    often described as the win-win scenario

  • Negotiation Characteristic

    Distributive Negotiation

    Integrative Negotiation

    Goal Get as much of the pie as


    Expand the pie so that

    both parties are satisfied

    Motivation Win-lose Win-win

    Focus Positions (I cant go

    beyond this point on this


    Interests ( can you explain

    why this issue is so

    important to you? )

    Interests Opposed Congruent

    Information Sharing Low ( sharing information will only allow other party to take


    High ( Sharing information will allow each party to find

    ways to satisfy interests of

    each party)

    Duration of relationship Short term Long term

  • Three stages of negotiation

    Initial Stages

    Middle Stages

    Ending Stages

  • Initial stages

    Plan thoroughly.

    Organize the issues.

    Focus on mutual principles and concerns.

    Be aware that the first offer is often beyond expectations.

    Focus on long- term goals and consequences.

  • Middle stages

    Revise strategies.

    Consider other options.

    Increase power by getting the other side to commit first.

    Add credibility by getting agreements in writing.

    To get through with dead ends, just set it aside momentarily.

    When asked for a concession, ask for a tradeoff.

  • Ending stages

    Counter a persistent negotiator by withdrawing an offer.

    Do not expect in verbal promises.

    Congratulate the other side.

  • Obstacles to Negotiation

    Sometimes people fail to negotiate because they do not recognize that they are in a bargaining position.

    Or, they may recognize the need for bargaining but may bargain poorly because they do not fully understand the process and lack good negotiating skills.

  • Therefore;

    parties must be aware of their alternatives to a negotiated settlement

    :Weaker parties must feel assured that they will not be overpowered in a negotiation

    :parties must trust that their needs and interests will be fairly considered in the negotiation process.

  • Obstacles to Negotiation

    Negotiation seems to bring conflicts . Any misunderstanding that arises between them will reinforce their prejudices and arouse their emotions.

  • Therefore;

    To combat perceptual bias and hostility, negotiators should attempt to gain a better understanding of the other party's perspective and try to see the situation as the other side sees it.

  • Obstacles to Negotiation

    if the "right" people are not involved in negotiations, the process is not likely to succeed.

  • Therefore;

    Agreements can be successfully implemented only if the relevant parties and interests have been represented in the negotiations.

    So, all of the interested and affected parties must be represented.

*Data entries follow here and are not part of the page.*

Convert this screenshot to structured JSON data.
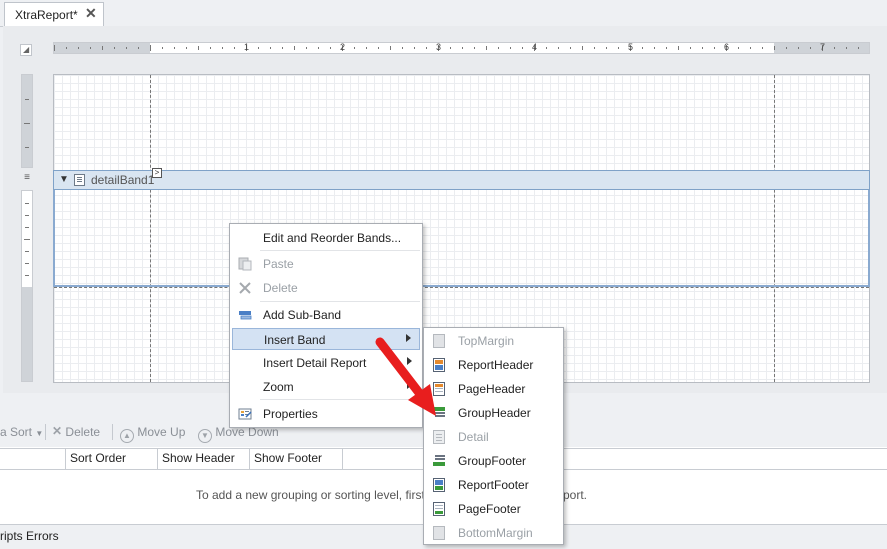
{
  "tab": {
    "title": "XtraReport*",
    "close": "✕"
  },
  "ruler": {
    "corner": "◢",
    "numbers": [
      "1",
      "2",
      "3",
      "4",
      "5",
      "6",
      "7"
    ]
  },
  "band": {
    "collapse": "▼",
    "label": "detailBand1",
    "smart_tag": ">"
  },
  "context_menu": {
    "items": [
      {
        "label": "Edit and Reorder Bands...",
        "icon": "none",
        "enabled": true
      },
      {
        "label": "Paste",
        "icon": "paste-icon",
        "enabled": false
      },
      {
        "label": "Delete",
        "icon": "delete-x-icon",
        "enabled": false
      },
      {
        "label": "Add Sub-Band",
        "icon": "add-subband-icon",
        "enabled": true
      },
      {
        "label": "Insert Band",
        "icon": "none",
        "enabled": true,
        "submenu": true,
        "highlighted": true
      },
      {
        "label": "Insert Detail Report",
        "icon": "none",
        "enabled": true,
        "submenu": true
      },
      {
        "label": "Zoom",
        "icon": "none",
        "enabled": true,
        "submenu": true
      },
      {
        "label": "Properties",
        "icon": "properties-icon",
        "enabled": true
      }
    ]
  },
  "insert_band_menu": {
    "items": [
      {
        "label": "TopMargin",
        "enabled": false
      },
      {
        "label": "ReportHeader",
        "enabled": true
      },
      {
        "label": "PageHeader",
        "enabled": true
      },
      {
        "label": "GroupHeader",
        "enabled": true
      },
      {
        "label": "Detail",
        "enabled": false
      },
      {
        "label": "GroupFooter",
        "enabled": true
      },
      {
        "label": "ReportFooter",
        "enabled": true
      },
      {
        "label": "PageFooter",
        "enabled": true
      },
      {
        "label": "BottomMargin",
        "enabled": false
      }
    ]
  },
  "group_sort": {
    "toolbar": {
      "sort": "a Sort",
      "delete": "Delete",
      "move_up": "Move Up",
      "move_down": "Move Down"
    },
    "columns": [
      "Sort Order",
      "Show Header",
      "Show Footer"
    ],
    "hint": "To add a new grouping or sorting level, first pro",
    "hint_tail": "port."
  },
  "status": {
    "tab": "ripts Errors"
  },
  "colors": {
    "highlight": "#d4e2f3",
    "band_header": "#d9e5f1",
    "arrow": "#e81e1e"
  }
}
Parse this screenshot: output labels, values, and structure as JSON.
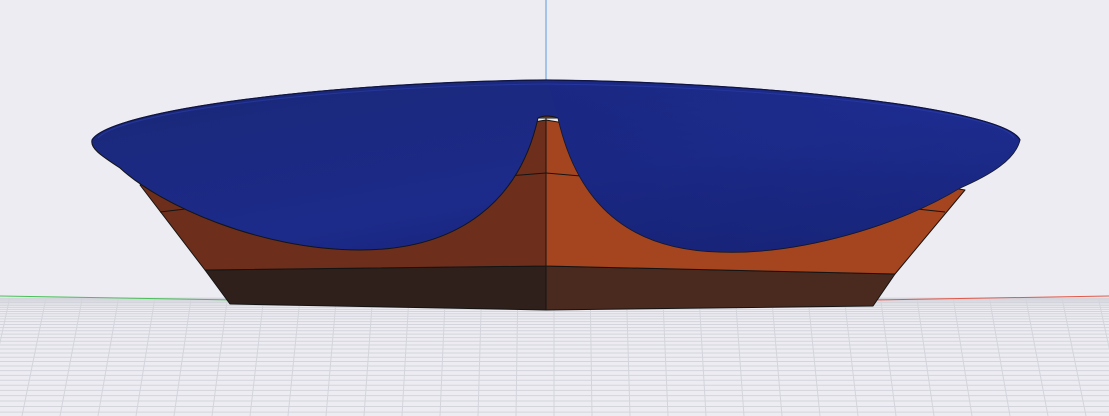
{
  "viewport": {
    "background": "#ececf2",
    "grid_color": "#d3d3db",
    "axis_colors": {
      "x": "#e05a4a",
      "y": "#4bbf5a",
      "z": "#5a9ae0"
    }
  },
  "model": {
    "type": "dish-on-tapered-base",
    "colors": {
      "dish_top": "#1e2f96",
      "dish_bottom": "#16206a",
      "dish_rim": "#1a2377",
      "base_left_upper": "#6e2e1c",
      "base_right_upper": "#a44520",
      "base_left_lower": "#2f201b",
      "base_right_lower": "#4a2a1f",
      "edge_lines": "#111111"
    }
  }
}
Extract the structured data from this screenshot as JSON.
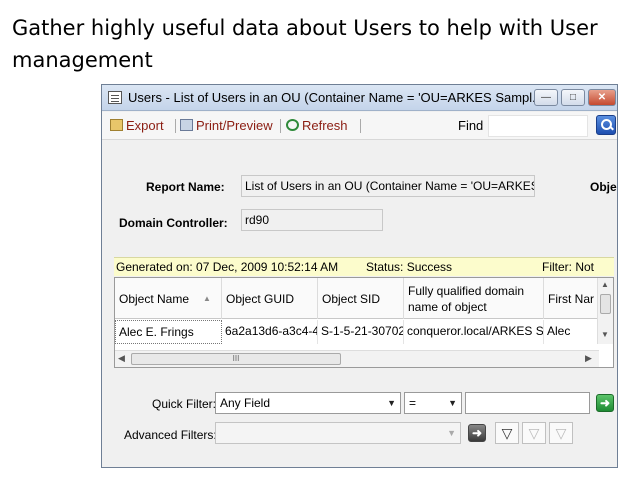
{
  "slide": {
    "title": "Gather highly useful data about Users to help with User management"
  },
  "window": {
    "title": "Users - List of Users in an OU  (Container Name = 'OU=ARKES Sampl...",
    "controls": {
      "minimize": "—",
      "maximize": "□",
      "close": "✕"
    },
    "app_icon": "report-window-icon"
  },
  "toolbar": {
    "export_label": "Export",
    "print_label": "Print/Preview",
    "refresh_label": "Refresh",
    "find_label": "Find",
    "find_value": "",
    "icons": [
      "export-icon",
      "print-icon",
      "refresh-icon",
      "search-icon"
    ]
  },
  "report_info": {
    "report_name_label": "Report Name:",
    "report_name_value": "List of Users in an OU  (Container Name = 'OU=ARKES Sa",
    "object_label": "Obje",
    "dc_label": "Domain Controller:",
    "dc_value": "rd90"
  },
  "status": {
    "generated": "Generated on: 07 Dec, 2009 10:52:14 AM",
    "status": "Status: Success",
    "filter": "Filter: Not"
  },
  "grid": {
    "columns": [
      "Object Name",
      "Object GUID",
      "Object SID",
      "Fully qualified domain name of object",
      "First Nar"
    ],
    "rows": [
      [
        "Alec E. Frings",
        "6a2a13d6-a3c4-4",
        "S-1-5-21-30702",
        "conqueror.local/ARKES S",
        "Alec"
      ]
    ],
    "scroll_thumb": "III"
  },
  "filters": {
    "quick_label": "Quick Filter:",
    "quick_field": "Any Field",
    "operator": "=",
    "quick_value": "",
    "advanced_label": "Advanced Filters:",
    "advanced_value": ""
  },
  "colors": {
    "toolbar_text": "#8b1d12",
    "status_bg": "#fcfccc",
    "title_bar": "#c4d4ea"
  }
}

And, negotiators must truly represent and have the trust of those they are representing.


    To brush up your win-win negotiation skills

  • What is 'win-win' negotiation

    For a negotiation to be win-win, both parties should feel positive about the negotiation once its over.


    What you want to get out of the negotiation

    What you think the other person wants


    What you and the other person have that can be traded for the purpose of negotiation.

    What do you each have that the other wants?

    What are you each comfortable giving away?


    If you dont reach agreement with the other person, what alternatives do you have?

    Are these good or bad?

    How much does it matter if you dont reach agreement?

    Does failure to reach agreement cut you out of future opportunities?

    What alternatives the other person might have?


    What is the history of the relationship?

    Could or should this history impact the negotiation?

    Will there be any hidden issues that may influence the negotiation?

    How will you handle these?


    What outcome will people be expecting from the negotiation?

    What has the outcome been in the past, and what precedents have been set?


    What are the consequences for you of winning or losing this negotiation?

    What are the consequences for the other person?


    Who has what power in the relationship?

    Who controls resources?

    Who stands to lose the most if agreement isnt reached?

    What power does the other person have to deliver what you hope for?

  • POSSIBLE SOLUTIONS Based on all the consideration.

    What possible compromises might there be?